Stored items:
== == ==

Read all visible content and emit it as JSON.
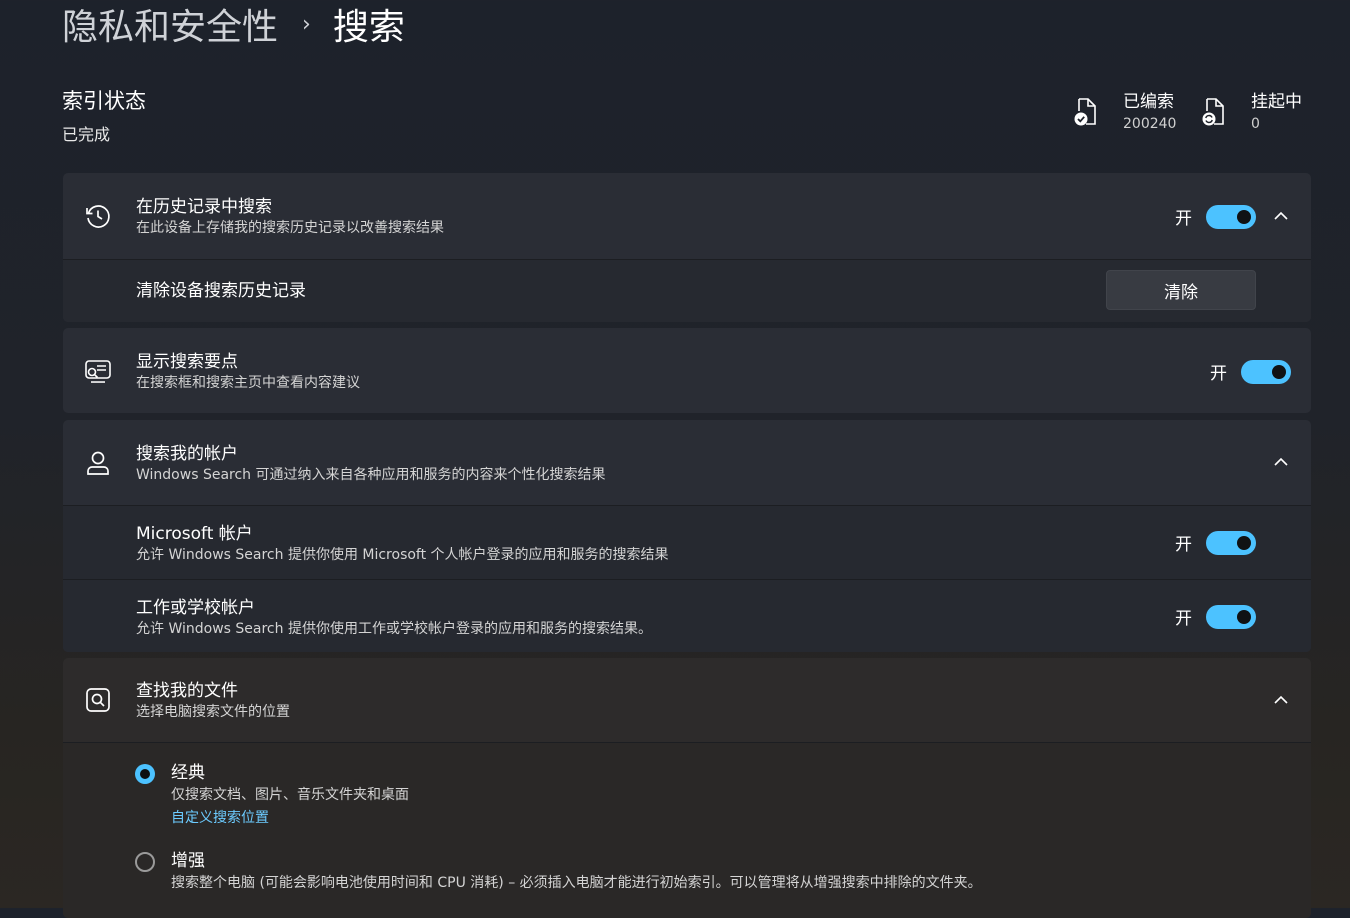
{
  "breadcrumb": {
    "parent": "隐私和安全性",
    "current": "搜索"
  },
  "index_status": {
    "title": "索引状态",
    "value": "已完成",
    "indexed_label": "已编索",
    "indexed_value": "200240",
    "pending_label": "挂起中",
    "pending_value": "0"
  },
  "history": {
    "title": "在历史记录中搜索",
    "subtitle": "在此设备上存储我的搜索历史记录以改善搜索结果",
    "toggle_label": "开",
    "clear_title": "清除设备搜索历史记录",
    "clear_button": "清除"
  },
  "highlights": {
    "title": "显示搜索要点",
    "subtitle": "在搜索框和搜索主页中查看内容建议",
    "toggle_label": "开"
  },
  "accounts": {
    "title": "搜索我的帐户",
    "subtitle": "Windows Search 可通过纳入来自各种应用和服务的内容来个性化搜索结果",
    "microsoft": {
      "title": "Microsoft 帐户",
      "subtitle": "允许 Windows Search 提供你使用 Microsoft 个人帐户登录的应用和服务的搜索结果",
      "toggle_label": "开"
    },
    "work": {
      "title": "工作或学校帐户",
      "subtitle": "允许 Windows Search 提供你使用工作或学校帐户登录的应用和服务的搜索结果。",
      "toggle_label": "开"
    }
  },
  "files": {
    "title": "查找我的文件",
    "subtitle": "选择电脑搜索文件的位置",
    "classic": {
      "title": "经典",
      "subtitle": "仅搜索文档、图片、音乐文件夹和桌面",
      "link": "自定义搜索位置"
    },
    "enhanced": {
      "title": "增强",
      "subtitle": "搜索整个电脑 (可能会影响电池使用时间和 CPU 消耗) – 必须插入电脑才能进行初始索引。可以管理将从增强搜索中排除的文件夹。"
    }
  },
  "colors": {
    "accent": "#4cc2ff",
    "link": "#6ccbff",
    "card": "#2a2d35"
  }
}
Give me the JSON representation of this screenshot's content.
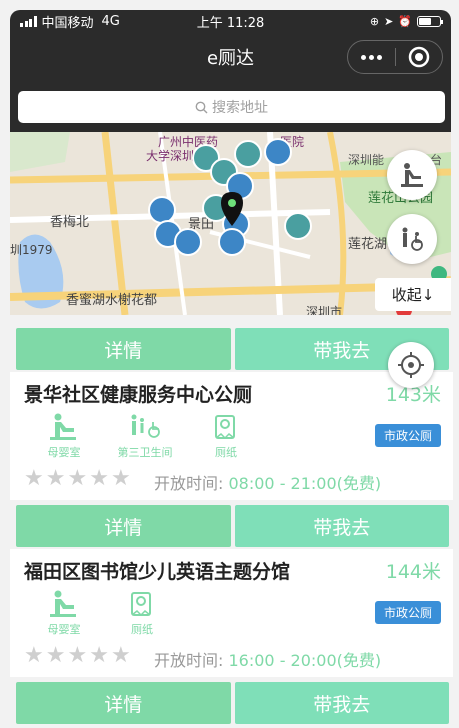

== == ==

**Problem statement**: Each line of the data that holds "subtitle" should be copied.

**Problem solution**:
    "subtitle": "在此设备上存储我的搜索历史记录以改善搜索结果",
    "subtitle": "在搜索框和搜索主页中查看内容建议",
    "subtitle": "Windows Search 可通过纳入来自各种应用和服务的内容来个性化搜索结果",
      "subtitle": "允许 Windows Search 提供你使用 Microsoft 个人帐户登录的应用和服务的搜索结果",
      "subtitle": "允许 Windows Search 提供你使用工作或学校帐户登录的应用和服务的搜索结果。",
    "subtitle": "选择电脑搜索文件的位置",
      "subtitle": "仅搜索文档、图片、音乐文件夹和桌面",
      "subtitle": "搜索整个电脑 (可能会影响电池使用时间和 CPU 消耗) – 必须插入电脑才能进行初始索引。可以管理将从增强搜索中排除的文件夹。"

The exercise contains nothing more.